Saved entries

=== Begin Enclosure ===

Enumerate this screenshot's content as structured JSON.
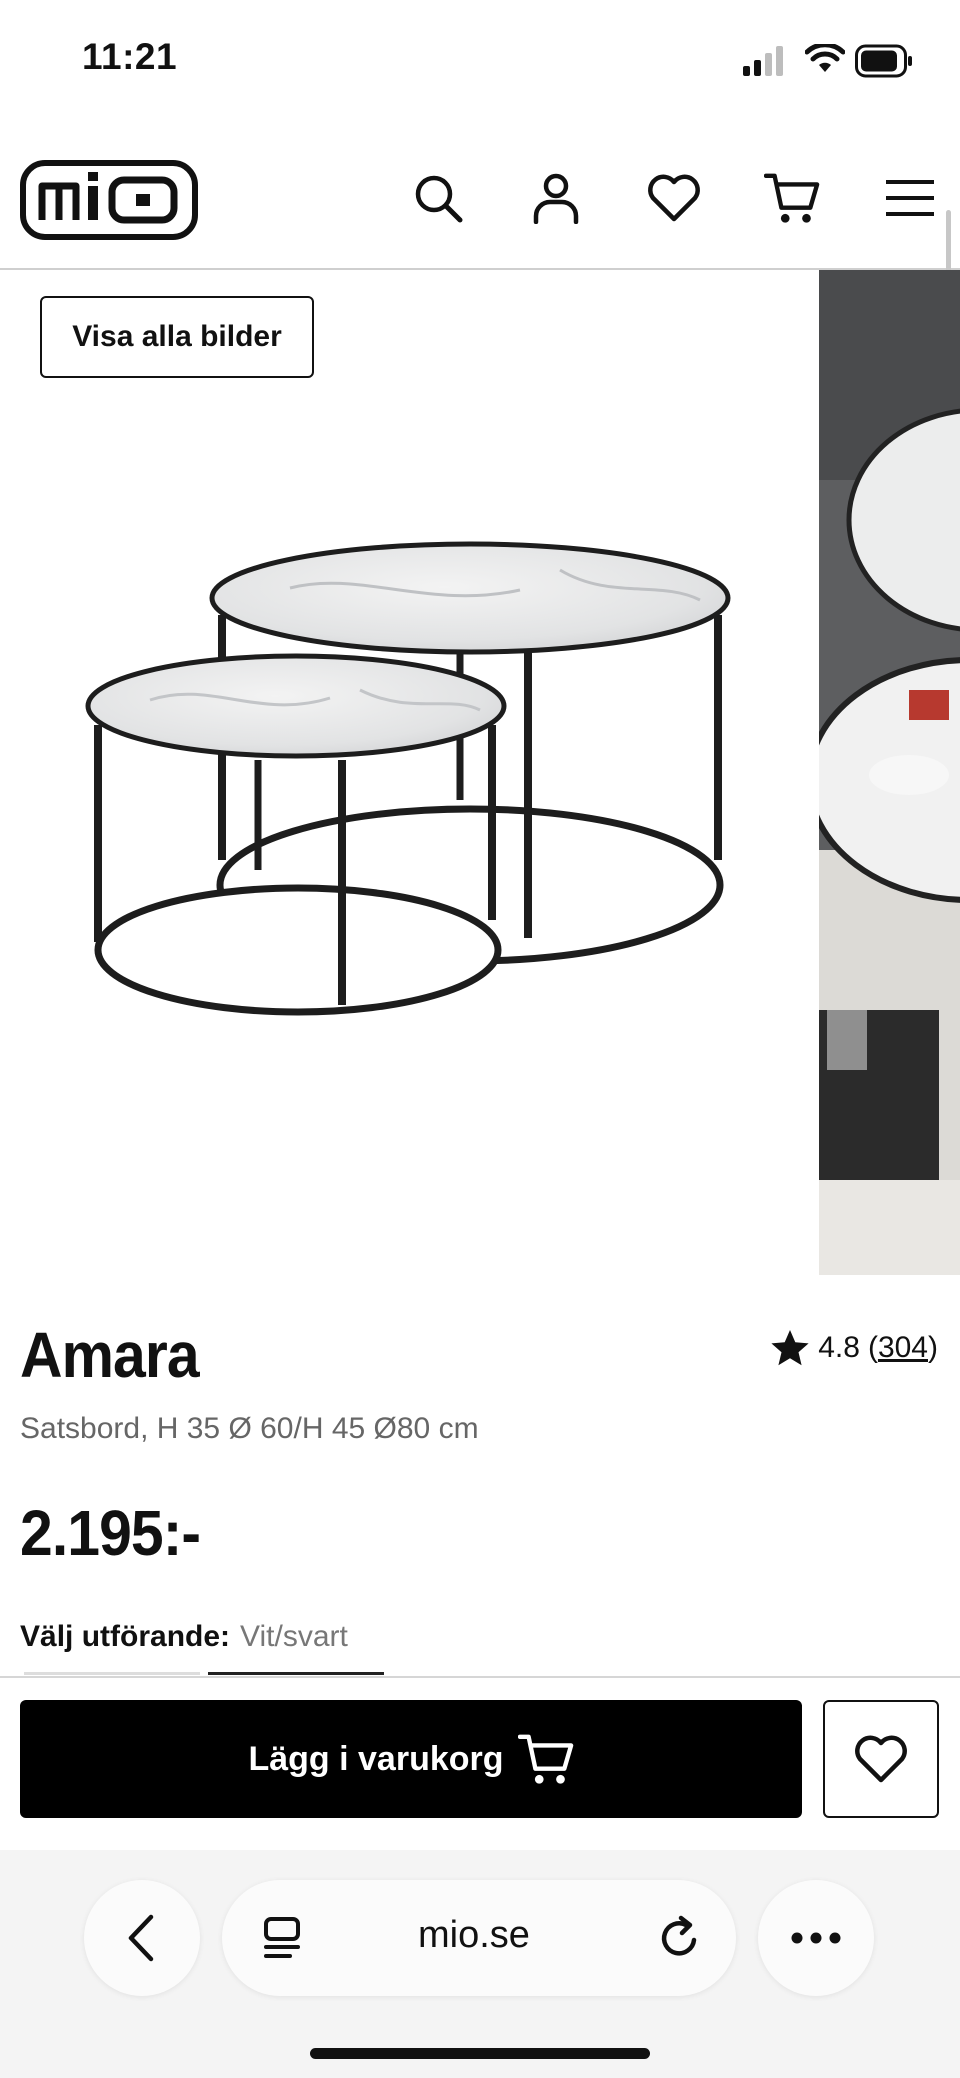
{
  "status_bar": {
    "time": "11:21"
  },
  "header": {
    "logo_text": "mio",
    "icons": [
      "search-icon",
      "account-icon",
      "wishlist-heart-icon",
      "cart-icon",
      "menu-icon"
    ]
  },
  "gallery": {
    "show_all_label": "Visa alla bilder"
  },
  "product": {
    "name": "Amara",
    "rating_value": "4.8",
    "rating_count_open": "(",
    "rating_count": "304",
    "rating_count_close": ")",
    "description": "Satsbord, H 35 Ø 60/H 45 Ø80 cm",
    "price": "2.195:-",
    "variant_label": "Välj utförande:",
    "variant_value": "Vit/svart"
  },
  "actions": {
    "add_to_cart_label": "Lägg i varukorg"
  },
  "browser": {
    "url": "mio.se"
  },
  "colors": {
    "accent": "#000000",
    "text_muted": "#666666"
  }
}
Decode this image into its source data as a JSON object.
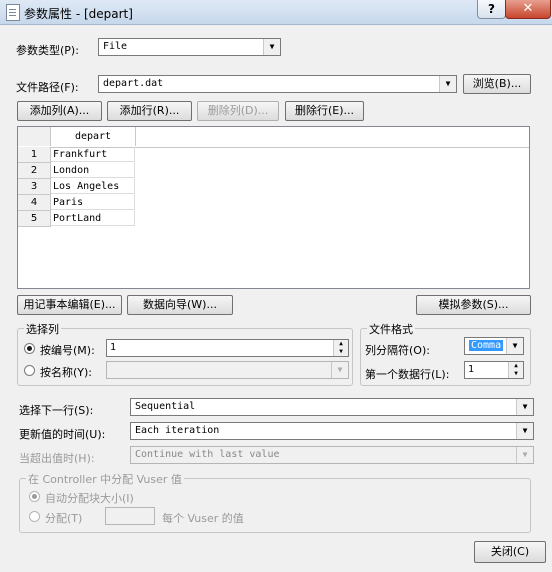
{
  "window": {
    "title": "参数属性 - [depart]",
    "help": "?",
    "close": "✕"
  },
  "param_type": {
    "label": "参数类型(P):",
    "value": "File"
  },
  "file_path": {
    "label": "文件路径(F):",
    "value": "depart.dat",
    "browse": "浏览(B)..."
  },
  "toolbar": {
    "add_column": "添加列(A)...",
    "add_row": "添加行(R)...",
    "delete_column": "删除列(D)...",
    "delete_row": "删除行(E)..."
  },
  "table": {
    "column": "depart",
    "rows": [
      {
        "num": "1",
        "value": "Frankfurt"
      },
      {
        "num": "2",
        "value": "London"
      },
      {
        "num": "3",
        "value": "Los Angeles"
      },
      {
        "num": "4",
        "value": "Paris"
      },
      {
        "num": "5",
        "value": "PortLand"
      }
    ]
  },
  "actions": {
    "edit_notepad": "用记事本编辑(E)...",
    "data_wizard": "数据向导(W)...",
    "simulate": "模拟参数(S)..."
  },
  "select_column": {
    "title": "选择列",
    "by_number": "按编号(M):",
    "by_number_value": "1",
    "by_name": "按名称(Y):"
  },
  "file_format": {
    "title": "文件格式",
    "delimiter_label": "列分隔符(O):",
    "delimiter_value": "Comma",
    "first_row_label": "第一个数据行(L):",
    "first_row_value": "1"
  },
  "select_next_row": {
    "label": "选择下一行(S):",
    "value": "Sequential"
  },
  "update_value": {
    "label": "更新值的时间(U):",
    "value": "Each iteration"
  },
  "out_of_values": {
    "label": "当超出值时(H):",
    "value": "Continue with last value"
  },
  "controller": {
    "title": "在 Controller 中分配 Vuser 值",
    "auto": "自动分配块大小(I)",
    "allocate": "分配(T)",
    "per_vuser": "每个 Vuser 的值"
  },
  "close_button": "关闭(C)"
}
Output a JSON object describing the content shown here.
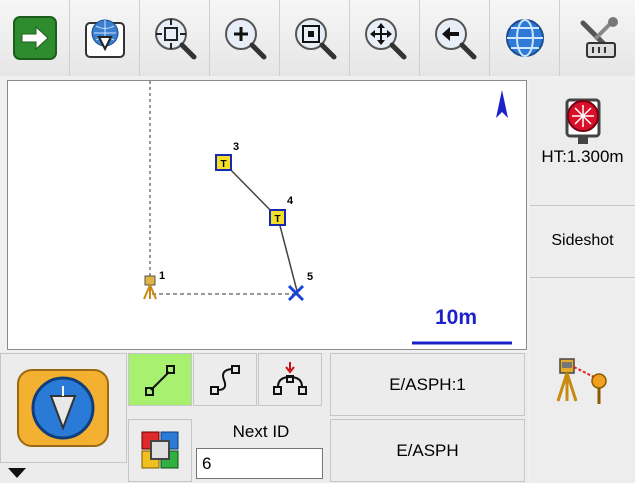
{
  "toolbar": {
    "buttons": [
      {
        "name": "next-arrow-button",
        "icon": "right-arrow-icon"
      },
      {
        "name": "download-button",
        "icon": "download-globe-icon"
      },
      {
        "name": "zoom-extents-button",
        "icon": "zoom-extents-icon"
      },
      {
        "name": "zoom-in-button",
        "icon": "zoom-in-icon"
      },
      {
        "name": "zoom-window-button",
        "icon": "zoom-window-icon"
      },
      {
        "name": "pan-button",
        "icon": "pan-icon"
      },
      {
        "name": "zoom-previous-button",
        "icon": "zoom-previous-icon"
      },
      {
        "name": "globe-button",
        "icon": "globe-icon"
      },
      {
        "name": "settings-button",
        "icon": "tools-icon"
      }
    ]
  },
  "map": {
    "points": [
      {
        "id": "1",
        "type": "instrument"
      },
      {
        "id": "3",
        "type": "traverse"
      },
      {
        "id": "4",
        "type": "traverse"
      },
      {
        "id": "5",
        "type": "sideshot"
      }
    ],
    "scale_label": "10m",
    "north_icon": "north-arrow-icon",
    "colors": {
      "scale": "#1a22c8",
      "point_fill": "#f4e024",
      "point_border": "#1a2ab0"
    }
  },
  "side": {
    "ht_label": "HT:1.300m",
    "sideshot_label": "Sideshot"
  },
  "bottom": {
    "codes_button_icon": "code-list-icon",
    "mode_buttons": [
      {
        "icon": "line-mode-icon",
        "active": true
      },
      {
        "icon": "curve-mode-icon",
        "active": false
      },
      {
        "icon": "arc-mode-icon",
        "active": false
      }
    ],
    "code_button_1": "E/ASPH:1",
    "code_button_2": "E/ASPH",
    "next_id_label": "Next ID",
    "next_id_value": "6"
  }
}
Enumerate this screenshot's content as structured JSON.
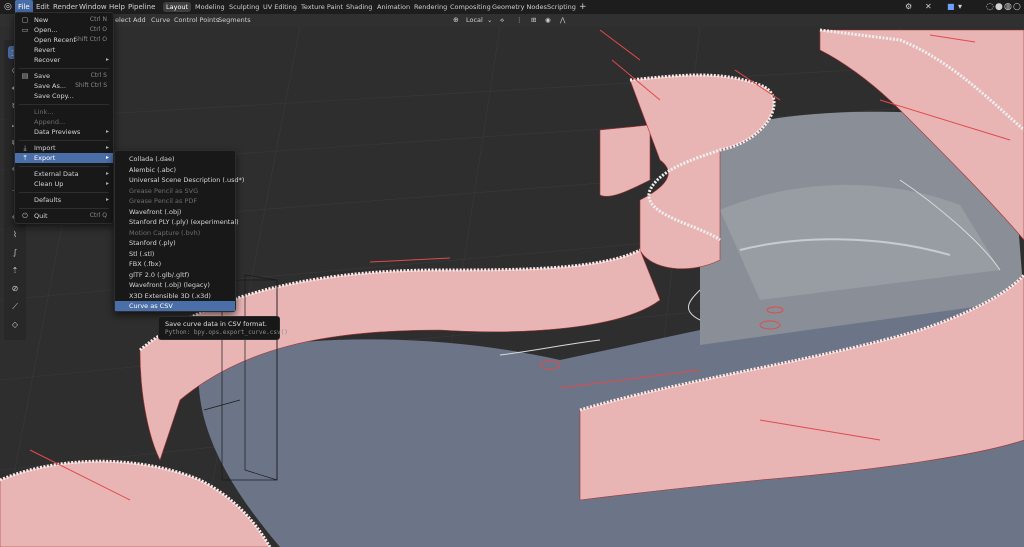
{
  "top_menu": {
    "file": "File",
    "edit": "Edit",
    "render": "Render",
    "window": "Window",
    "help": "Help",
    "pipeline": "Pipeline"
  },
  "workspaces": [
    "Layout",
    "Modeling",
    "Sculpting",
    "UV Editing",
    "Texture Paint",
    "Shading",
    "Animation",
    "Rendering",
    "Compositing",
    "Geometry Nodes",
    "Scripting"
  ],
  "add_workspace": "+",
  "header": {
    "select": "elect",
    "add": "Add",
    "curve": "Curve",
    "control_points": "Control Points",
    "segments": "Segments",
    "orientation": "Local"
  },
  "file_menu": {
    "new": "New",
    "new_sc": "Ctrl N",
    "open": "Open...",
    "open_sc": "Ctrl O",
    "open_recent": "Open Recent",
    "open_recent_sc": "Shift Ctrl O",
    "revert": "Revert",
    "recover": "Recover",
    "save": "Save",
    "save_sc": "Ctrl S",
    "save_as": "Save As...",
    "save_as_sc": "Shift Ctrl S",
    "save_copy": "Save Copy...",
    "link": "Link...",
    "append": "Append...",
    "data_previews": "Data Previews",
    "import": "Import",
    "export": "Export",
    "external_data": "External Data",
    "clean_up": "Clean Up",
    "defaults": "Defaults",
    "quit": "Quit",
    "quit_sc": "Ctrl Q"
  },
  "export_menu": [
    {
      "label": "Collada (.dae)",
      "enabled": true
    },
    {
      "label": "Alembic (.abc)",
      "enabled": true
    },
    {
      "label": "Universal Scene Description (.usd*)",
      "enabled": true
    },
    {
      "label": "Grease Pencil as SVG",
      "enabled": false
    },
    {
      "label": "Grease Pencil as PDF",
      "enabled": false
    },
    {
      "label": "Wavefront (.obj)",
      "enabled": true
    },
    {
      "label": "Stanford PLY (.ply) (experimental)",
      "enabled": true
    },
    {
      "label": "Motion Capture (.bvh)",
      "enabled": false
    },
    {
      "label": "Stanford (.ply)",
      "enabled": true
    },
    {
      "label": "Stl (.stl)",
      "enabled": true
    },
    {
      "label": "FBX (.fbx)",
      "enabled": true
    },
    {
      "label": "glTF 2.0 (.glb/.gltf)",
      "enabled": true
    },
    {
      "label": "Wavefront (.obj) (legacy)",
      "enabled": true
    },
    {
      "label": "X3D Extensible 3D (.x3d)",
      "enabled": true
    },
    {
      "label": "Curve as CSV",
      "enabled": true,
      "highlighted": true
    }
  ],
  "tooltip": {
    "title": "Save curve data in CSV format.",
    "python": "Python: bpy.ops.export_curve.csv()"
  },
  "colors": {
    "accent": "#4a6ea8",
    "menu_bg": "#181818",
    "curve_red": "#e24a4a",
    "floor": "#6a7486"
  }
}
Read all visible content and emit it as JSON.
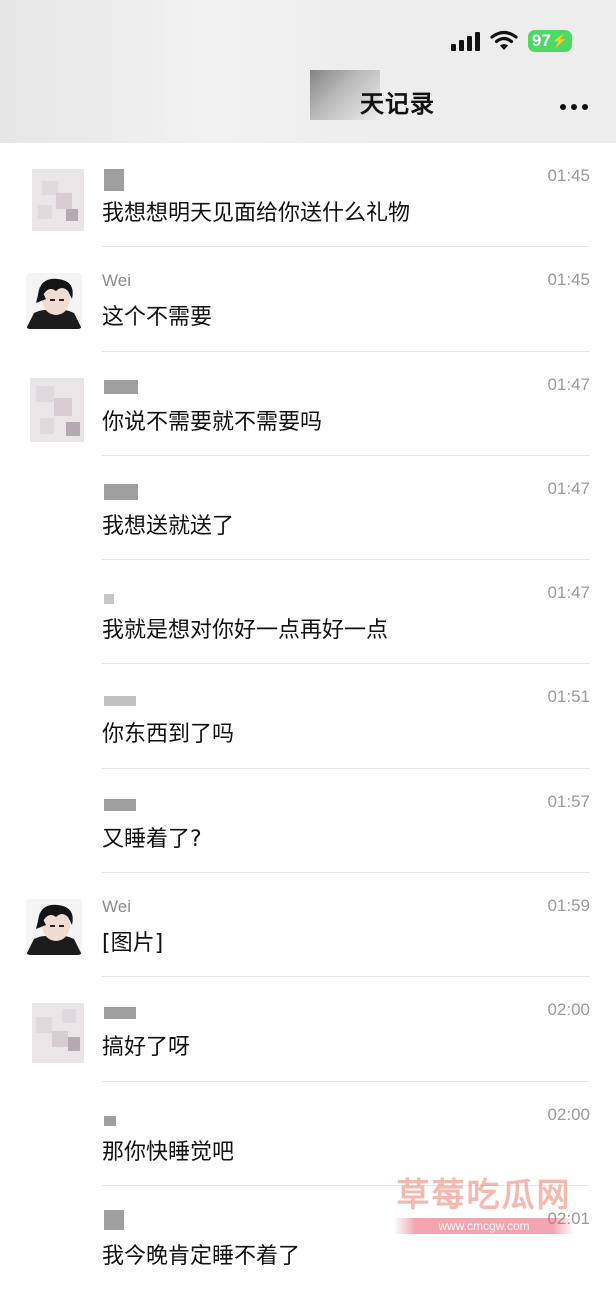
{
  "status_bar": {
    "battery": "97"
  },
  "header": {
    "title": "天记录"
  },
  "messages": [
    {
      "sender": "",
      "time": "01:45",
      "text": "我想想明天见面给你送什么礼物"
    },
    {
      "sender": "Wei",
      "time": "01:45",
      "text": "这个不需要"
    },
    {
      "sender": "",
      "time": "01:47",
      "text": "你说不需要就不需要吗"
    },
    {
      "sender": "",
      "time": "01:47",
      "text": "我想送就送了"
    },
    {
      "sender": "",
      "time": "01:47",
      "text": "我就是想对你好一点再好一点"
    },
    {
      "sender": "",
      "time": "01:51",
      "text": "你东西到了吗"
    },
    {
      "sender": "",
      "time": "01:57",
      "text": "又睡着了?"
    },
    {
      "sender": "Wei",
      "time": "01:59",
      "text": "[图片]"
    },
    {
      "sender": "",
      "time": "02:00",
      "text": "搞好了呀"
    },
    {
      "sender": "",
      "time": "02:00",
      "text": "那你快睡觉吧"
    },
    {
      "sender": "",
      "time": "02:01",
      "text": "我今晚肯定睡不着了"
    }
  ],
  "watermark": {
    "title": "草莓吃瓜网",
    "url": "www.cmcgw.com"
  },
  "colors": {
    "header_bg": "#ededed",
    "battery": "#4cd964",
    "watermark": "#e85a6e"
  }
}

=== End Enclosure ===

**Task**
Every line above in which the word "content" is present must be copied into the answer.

**Reply**
Enumerate this screenshot's content as structured JSON.
Output a JSON object describing the content shown here.
Enumerate this screenshot's content as structured JSON.
Read all visible content and emit it as JSON.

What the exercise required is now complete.